CONS: I had a hard time navigating holding the steam plate in one hand and the scraper in the other, without burning myself. This caused me slight frustration, so I moved onto the next method. Also, the bathroom had many small nooks and crannies that even the smaller plate couldn't get into, so I would probably try this method again in a larger room.
Method 2: Water & Vinegar in a Spray Bottle
This method is the most affordable and the one that I found easiest. Mix an even amount of white vinegar and water in a spray bottle, and get ready to soak the walls. Spray an area, generously, and watch the paper start to soak off and separate from the walls.
After a couple minutes, you can use your scrapper to help lift and remove the paper. Make sure to be gentle with the scraper and move slowly. If the paper seems to be stuck, spray it with more water. The main key with this method is soak, soak, soak! You want to be very generous spraying the wallpaper.
PRO: In a small room without ventilation, this was the easiest for me to navigate. Soaking the paper really helped it separate from the wall easily. The spray bottle also allowed me to get into small corners easily.
CON: Vinegar smells, so get ready for the strong odor to take over your room. After about 5 minutes I barely noticed anything, but my fiancé in the other room kept complaining. Also, since you really want to soak the walls, the floors and baseboard will get quite wet. As long as you have towels down, you’ll be good to go.
Method 3: Wallpaper Removing Solution
This method was probably the one I was most underwhelmed with. Similar to using the water and vinegar, you spray the solution onto the wallpaper and have to make sure that you really soak the walls. I almost went through an entire bottle trying to get part of one wall soaked. It worked well, but I think the water and vinegar method is more affordable and worked better than this solution.
PRO: If you don't want to create a mixture or buy a spray bottle, the solution is pre-mixed and comes in a spray bottle.

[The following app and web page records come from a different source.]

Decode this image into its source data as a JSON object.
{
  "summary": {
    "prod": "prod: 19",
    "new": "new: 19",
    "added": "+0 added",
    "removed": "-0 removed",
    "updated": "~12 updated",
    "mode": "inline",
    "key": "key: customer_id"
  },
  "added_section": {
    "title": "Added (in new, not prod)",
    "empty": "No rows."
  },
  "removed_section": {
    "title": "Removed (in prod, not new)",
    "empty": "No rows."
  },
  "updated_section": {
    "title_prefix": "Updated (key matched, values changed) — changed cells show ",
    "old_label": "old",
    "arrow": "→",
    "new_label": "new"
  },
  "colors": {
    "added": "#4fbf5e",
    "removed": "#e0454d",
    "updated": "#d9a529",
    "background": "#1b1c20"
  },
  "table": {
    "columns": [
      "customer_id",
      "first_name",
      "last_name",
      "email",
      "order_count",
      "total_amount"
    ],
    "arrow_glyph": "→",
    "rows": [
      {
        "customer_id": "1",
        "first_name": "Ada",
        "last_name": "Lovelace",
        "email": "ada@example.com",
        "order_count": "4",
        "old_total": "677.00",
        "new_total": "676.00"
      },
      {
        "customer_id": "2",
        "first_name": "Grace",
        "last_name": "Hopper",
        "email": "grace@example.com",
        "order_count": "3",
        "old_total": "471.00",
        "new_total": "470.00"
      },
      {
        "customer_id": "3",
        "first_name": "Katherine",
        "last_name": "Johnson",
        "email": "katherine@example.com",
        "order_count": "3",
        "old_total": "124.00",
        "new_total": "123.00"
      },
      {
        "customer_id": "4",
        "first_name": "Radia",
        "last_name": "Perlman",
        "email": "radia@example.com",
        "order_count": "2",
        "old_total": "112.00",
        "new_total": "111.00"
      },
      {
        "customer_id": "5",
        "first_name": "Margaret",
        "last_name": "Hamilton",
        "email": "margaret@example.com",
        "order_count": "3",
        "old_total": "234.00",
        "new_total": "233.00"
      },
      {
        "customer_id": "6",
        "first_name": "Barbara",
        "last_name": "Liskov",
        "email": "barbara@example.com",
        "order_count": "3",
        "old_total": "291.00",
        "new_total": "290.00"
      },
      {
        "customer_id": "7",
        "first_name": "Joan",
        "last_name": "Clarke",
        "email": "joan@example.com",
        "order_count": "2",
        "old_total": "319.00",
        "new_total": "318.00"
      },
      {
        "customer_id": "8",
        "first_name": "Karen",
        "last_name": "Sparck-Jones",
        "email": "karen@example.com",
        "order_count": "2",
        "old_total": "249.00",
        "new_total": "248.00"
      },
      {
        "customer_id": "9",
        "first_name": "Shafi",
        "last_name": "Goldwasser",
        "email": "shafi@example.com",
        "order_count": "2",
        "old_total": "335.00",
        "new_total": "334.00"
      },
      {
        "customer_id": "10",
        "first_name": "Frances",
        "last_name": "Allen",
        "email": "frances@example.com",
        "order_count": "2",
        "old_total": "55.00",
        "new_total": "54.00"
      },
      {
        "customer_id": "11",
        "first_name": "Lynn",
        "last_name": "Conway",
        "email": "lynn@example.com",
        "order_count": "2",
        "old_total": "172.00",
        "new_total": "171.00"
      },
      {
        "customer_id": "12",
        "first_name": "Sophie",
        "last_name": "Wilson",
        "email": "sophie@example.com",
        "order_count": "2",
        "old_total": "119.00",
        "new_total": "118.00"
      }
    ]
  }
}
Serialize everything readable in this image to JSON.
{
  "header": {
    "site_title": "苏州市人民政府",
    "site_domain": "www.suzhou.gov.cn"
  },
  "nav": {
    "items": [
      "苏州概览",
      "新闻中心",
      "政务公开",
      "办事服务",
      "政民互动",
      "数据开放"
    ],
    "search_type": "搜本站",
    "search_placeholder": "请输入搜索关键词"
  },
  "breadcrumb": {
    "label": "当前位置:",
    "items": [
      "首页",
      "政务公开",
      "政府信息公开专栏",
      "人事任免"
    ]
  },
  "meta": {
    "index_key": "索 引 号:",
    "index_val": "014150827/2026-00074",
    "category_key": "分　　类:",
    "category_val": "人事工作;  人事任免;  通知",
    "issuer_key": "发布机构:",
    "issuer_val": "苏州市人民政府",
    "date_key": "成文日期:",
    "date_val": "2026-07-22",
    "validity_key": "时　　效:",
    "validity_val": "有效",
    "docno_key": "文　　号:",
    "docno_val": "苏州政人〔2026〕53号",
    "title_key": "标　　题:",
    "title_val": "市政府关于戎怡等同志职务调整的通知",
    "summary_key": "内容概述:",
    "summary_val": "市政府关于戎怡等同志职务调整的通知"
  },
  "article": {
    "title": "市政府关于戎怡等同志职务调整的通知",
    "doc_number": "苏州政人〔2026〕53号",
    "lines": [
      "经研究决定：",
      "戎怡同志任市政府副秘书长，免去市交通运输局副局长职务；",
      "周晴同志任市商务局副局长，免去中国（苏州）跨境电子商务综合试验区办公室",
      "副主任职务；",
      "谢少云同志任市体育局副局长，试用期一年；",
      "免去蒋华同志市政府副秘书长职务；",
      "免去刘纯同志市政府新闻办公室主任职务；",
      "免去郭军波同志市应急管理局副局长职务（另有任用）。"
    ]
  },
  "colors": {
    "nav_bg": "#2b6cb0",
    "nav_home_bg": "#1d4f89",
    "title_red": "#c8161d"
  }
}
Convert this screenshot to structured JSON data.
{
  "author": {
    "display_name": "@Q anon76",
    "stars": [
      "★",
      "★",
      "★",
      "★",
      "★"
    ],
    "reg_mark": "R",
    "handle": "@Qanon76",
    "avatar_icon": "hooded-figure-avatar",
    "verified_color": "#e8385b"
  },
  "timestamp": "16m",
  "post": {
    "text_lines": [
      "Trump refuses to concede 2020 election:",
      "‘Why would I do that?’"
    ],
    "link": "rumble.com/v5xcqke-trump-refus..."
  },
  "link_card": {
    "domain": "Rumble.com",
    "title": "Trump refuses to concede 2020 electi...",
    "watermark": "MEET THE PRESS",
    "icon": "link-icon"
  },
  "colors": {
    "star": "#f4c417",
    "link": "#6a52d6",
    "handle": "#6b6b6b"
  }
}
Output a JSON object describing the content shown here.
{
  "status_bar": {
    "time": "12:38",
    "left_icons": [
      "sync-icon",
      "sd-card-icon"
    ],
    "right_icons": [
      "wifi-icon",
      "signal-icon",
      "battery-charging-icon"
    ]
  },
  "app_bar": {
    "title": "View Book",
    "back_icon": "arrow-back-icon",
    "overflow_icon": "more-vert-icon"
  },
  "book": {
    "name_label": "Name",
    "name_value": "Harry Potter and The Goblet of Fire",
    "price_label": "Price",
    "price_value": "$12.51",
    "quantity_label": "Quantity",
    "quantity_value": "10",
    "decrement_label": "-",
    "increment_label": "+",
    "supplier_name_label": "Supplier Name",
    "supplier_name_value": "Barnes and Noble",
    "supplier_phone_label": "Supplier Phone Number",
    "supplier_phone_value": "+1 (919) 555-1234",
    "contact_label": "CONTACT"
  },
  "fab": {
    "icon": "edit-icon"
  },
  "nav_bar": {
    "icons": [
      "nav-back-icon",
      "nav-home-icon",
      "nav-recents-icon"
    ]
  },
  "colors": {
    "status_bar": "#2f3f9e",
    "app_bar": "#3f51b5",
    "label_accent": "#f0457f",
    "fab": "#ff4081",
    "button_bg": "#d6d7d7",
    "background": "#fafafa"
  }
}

CON: You need to buy multiple bottles, depending on your room size, so this could turn into a pricey option.
Looking back, the steamer might have been the better solution if I was in a bigger room and had more surface area on the walls.
If you go the water and vinegar route, SOAK the walls. If you think you’ve soaked them enough, spray more of the solution and keep soaking. I got a little impatient at times and ended up scraping when the paper wasn't fully soaked, causing it to rip part of the sheetrock off causing damage to the walls. This caused way more work than anticipated and could have easily been avoided if I had applied more solution and really let the paper soak.
I would say that anyone could tackle this project, just make sure you take your time. My lovely fiancé was working while I was doing this so he had zero hands in making this come to life. He would check in on me periodically and was quite impressed with my work and dedication. Of course, he offered to help paint the bathroom once the wallpaper was stripped and the trim was taped. I quickly told him he was absolutely crazy and he wasn’t going to touch my project for the fun part.
In the end I was proud of myself for removing all of the paper and painting it a soft, neutral color for a fresh update.